Jersey City Mayor Steve Fulop announced last week that he would not be pursuing the office of governor in New Jersey during the 2017 election. That announcement—and the fact that he endorsed former Ambassador to Germany Phil Murphy for the spot—caused a significant dynamic shift in the race despite it still being over one year away.
So far, Murphy is the only announced candidate on the Democratic side in the race. Even so, South Jersey political boss George Norcross sits in still-unannounced candidate Senate President Steve Sweeney’s corner for the job. Other candidates on the Democratic side (like state Senator Ray Lesniak and Assemblyman John Wisniewski) are also considering throwing themselves into campaigns. But according to reports, most major political Democratic players are not consolidated behind any of the candidates.
According to sources, some are unhappy with Murphy’s ties to Goldman Sachs and, therefore, one-term Governor Jon Corzine who also is a former executive at the megabank. In terms of Sweeney, his recent battle with the New Jersey Education Association has made some consider him too damaged to get the nomination. Sweeney is also somewhat hindered by his close ties to Norcross who, according to sources, is facing some push-back from Democratic party chairs in north Jersey who don’t want to cede power to south Jersey and the powerful party boss through the election of Sweeney. The other candidates, while seemingly taking the race seriously, have less resources than either Sweeney or Murphy, meaning it could be difficult for them to gain ground ahead of the primary.
Norcross seems intent on pushing for Sweeney. According to sources, he has been traveling across New Jersey on Monday speaking with Democratic chairs in an effort to get them to pick Sweeney over Murphy. As it now stands, Passaic, Middlesex and Hudson seem prepared to go with Murphy but Norcross is hoping to bring those counties to the Sweeney side. In recent weeks—ahead of Fulop’s endorsement out of Hudson County—Murphy has been touting endorsements all around Bergen County including one from Assemblyman Gordon Johnson. However, according to one source, the party in Bergen is still not strongly behind the candidate.
“There really haven’t been a lot of people that have come out for Murphy at this point. There are 70 municipalities,” the source said adding that Murphy’s Bergen endorsements have come from council members in small towns (Dumont and Elmwood Park) and from Paramus Mayor Rich LaBarbiera without any of his council members. “This has been ‘C’ and ‘D’ level influence in terms of influence. I think the whole concept that Bergen is moving is a fallacy.”
With such uncertainty in terms of who to endorse, rumors are swirling that Norcross is exploring a potential compromise candidate if he finds that Sweeney’s NJEA woes are too much of a nonstarter across the state.
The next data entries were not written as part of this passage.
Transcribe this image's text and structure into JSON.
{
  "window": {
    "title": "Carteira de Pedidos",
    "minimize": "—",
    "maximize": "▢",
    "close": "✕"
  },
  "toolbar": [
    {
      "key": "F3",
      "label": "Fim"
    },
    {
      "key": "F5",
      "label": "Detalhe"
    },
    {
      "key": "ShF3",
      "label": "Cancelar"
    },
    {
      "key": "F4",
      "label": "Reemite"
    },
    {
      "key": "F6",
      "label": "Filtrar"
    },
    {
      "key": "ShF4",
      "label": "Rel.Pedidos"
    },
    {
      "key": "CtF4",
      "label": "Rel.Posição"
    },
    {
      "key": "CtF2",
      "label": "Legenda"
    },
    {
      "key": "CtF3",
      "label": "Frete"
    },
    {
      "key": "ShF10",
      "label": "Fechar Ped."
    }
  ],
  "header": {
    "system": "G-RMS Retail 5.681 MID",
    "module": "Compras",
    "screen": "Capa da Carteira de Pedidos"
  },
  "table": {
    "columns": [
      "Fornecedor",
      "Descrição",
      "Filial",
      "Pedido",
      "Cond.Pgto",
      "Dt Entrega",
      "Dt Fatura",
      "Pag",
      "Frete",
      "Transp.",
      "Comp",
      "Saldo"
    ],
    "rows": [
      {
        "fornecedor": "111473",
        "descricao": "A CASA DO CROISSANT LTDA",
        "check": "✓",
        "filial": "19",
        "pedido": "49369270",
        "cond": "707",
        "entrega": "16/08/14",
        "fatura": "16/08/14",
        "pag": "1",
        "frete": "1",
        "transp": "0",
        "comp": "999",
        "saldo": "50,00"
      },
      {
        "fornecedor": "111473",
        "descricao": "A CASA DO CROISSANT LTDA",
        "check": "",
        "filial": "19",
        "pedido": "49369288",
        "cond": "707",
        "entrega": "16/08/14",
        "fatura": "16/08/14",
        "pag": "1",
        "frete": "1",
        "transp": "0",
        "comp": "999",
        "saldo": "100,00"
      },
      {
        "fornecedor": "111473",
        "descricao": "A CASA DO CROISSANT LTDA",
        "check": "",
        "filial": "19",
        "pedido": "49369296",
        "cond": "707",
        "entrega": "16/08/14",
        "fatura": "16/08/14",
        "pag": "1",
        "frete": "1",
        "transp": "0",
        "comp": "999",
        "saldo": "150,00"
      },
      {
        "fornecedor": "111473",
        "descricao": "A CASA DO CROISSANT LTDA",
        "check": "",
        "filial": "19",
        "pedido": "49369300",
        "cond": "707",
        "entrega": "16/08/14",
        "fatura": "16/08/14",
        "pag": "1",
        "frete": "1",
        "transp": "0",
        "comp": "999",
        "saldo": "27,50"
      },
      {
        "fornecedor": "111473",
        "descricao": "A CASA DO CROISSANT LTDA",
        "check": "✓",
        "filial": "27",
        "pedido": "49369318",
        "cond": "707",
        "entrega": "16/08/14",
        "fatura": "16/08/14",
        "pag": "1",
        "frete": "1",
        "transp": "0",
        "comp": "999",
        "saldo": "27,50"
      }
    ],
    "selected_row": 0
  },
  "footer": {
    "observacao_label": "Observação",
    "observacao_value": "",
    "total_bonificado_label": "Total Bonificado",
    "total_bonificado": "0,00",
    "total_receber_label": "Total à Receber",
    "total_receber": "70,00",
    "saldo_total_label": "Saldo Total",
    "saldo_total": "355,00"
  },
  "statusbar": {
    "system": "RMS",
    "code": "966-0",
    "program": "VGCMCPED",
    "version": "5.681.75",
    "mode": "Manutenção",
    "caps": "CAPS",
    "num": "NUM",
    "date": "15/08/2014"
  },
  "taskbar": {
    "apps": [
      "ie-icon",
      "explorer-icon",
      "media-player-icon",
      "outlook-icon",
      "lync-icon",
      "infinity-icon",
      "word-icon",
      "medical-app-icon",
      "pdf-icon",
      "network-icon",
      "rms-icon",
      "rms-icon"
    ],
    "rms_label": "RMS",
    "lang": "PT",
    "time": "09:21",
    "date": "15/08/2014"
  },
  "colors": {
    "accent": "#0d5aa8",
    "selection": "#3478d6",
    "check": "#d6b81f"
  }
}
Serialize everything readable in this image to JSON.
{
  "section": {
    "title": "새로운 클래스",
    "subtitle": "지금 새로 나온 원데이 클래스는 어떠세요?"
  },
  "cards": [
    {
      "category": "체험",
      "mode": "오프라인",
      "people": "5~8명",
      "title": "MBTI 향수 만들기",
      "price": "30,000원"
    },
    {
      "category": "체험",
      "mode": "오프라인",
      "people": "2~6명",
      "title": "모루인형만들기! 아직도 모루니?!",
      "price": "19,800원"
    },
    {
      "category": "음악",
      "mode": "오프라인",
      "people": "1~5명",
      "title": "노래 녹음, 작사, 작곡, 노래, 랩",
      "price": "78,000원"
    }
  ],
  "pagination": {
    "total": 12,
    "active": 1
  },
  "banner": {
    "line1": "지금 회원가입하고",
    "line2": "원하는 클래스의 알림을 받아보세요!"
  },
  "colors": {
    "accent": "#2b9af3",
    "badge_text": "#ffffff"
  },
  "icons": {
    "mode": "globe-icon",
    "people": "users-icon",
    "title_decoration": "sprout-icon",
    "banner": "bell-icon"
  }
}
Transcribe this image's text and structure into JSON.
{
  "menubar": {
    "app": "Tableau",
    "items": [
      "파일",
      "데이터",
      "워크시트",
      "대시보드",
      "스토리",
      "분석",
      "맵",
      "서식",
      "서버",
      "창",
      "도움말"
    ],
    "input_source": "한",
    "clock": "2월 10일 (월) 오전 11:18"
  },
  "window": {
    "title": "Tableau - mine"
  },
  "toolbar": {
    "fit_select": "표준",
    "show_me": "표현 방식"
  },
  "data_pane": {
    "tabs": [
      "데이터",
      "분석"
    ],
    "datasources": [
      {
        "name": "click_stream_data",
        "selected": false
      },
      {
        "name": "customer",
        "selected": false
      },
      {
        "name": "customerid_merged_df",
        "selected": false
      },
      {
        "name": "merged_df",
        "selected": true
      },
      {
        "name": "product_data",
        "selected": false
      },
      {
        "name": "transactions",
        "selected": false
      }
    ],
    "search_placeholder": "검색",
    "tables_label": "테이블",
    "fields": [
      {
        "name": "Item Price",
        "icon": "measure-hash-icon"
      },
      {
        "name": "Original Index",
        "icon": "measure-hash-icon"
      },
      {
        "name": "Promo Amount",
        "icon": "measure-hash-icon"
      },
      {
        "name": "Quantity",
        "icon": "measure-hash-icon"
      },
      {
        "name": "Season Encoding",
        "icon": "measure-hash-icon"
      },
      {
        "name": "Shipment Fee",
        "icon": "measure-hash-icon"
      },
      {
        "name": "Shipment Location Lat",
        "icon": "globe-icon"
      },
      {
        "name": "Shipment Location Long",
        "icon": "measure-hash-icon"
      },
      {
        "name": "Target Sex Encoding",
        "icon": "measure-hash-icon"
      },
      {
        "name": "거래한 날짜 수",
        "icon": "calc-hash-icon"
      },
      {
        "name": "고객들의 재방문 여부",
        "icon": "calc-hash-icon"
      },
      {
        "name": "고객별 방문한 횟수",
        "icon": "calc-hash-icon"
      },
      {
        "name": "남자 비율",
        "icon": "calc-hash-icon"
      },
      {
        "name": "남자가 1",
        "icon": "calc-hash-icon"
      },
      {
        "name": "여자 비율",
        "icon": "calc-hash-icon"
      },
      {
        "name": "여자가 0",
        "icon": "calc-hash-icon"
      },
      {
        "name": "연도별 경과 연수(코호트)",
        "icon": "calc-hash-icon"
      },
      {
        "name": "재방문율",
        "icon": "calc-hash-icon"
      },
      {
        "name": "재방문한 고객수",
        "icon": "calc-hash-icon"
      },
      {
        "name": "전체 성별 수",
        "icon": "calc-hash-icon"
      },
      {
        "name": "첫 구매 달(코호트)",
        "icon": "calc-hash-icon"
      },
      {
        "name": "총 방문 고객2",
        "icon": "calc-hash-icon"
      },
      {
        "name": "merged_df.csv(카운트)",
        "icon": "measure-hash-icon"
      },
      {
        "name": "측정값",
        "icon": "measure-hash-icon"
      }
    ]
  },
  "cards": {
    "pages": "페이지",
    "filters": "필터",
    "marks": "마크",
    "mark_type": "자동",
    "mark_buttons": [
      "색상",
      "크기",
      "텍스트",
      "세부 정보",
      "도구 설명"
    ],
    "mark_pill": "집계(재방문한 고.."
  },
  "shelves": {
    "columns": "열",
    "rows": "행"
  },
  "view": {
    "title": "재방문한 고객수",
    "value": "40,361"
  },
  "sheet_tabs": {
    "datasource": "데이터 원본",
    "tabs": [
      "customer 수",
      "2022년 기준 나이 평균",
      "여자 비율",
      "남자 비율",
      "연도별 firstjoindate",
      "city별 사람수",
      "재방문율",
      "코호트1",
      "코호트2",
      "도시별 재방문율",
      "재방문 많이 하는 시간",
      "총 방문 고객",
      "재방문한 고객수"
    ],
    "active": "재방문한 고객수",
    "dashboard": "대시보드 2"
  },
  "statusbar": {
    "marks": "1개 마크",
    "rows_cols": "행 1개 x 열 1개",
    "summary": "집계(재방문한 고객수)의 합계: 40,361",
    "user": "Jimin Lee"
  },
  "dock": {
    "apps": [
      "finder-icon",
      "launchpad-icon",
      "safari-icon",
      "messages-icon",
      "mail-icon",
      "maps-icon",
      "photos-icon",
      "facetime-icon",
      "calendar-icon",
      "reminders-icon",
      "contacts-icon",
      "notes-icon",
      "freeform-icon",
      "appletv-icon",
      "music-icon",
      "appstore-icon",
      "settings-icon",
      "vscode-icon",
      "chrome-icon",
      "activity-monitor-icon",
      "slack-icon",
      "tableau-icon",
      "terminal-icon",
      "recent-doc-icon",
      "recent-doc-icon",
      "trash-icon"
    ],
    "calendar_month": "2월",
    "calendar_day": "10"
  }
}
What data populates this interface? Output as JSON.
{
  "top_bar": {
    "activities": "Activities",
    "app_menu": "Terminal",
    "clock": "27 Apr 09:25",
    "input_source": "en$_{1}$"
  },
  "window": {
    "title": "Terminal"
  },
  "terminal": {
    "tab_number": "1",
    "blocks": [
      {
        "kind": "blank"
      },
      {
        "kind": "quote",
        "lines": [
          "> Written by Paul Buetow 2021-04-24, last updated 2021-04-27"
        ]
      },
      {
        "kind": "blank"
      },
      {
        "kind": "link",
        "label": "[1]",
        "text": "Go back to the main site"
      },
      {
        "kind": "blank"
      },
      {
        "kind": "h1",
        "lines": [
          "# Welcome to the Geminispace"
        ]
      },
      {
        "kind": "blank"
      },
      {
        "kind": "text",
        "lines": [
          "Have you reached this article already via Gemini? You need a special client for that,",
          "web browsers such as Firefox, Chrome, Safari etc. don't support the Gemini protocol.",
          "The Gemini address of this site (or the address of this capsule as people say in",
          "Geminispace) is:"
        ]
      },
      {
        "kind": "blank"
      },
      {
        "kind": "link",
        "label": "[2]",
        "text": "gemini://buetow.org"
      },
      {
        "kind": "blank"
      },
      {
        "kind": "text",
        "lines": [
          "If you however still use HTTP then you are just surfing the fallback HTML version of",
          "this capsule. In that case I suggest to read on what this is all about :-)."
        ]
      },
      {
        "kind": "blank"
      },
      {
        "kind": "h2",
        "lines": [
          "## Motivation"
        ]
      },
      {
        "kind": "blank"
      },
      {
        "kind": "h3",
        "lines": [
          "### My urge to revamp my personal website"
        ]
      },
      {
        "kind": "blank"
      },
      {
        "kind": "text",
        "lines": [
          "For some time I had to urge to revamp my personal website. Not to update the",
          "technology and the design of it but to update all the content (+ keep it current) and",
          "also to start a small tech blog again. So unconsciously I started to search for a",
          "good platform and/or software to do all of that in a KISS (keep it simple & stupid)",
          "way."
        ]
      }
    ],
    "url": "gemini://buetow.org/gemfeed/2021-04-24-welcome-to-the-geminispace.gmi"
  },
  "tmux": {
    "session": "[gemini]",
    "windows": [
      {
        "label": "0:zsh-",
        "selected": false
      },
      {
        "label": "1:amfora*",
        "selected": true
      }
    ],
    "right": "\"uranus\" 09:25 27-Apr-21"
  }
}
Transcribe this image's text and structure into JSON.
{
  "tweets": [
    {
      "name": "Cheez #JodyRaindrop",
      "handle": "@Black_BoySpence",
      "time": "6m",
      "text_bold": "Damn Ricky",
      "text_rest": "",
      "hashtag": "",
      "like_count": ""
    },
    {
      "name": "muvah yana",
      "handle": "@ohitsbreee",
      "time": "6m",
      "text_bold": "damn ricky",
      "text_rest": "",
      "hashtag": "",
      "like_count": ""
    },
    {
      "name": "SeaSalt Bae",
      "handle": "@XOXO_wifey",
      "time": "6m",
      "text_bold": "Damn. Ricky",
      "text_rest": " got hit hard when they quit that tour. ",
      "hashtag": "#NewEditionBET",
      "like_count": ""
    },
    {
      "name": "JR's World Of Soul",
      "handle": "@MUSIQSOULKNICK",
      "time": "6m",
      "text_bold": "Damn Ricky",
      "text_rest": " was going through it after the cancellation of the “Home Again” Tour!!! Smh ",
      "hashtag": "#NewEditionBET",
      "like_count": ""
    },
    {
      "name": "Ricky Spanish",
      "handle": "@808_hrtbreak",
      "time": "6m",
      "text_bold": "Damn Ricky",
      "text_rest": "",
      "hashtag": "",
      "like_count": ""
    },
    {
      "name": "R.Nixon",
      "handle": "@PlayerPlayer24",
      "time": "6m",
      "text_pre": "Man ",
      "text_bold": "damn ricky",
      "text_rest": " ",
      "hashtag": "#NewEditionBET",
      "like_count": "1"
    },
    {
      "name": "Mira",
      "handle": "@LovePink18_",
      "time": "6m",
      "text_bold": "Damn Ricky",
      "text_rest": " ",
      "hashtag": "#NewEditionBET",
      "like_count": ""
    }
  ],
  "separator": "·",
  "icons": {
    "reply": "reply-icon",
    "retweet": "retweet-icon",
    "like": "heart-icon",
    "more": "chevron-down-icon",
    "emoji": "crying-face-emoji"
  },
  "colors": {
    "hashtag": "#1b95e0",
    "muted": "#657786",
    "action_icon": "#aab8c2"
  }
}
One of the names that has been floated for that compromise is Bergen County Executive James Tedesco.
According to the Bergen source, however, Tedesco is not actively pursuing the position and had not had any direct communications regarding seeking the role.
“I think there were people that weren’t happy with the field before. I think they think the north could be in play and think ‘Who is someone the north couldn’t say no to?’ Tedesco is probably that person,” the source said. “I can see why that rumor exists.”
If a compromise candidate—Tedesco otherwise—were to break into the race and have a chance of winning, it would likely come as a consensus between party leaders from across the state. While the situation is still shaky, more endorsements from Murphy in the North could help lock up the top portion of the state for him.
The New Jersey gubernatorial primary will be held in June 2017.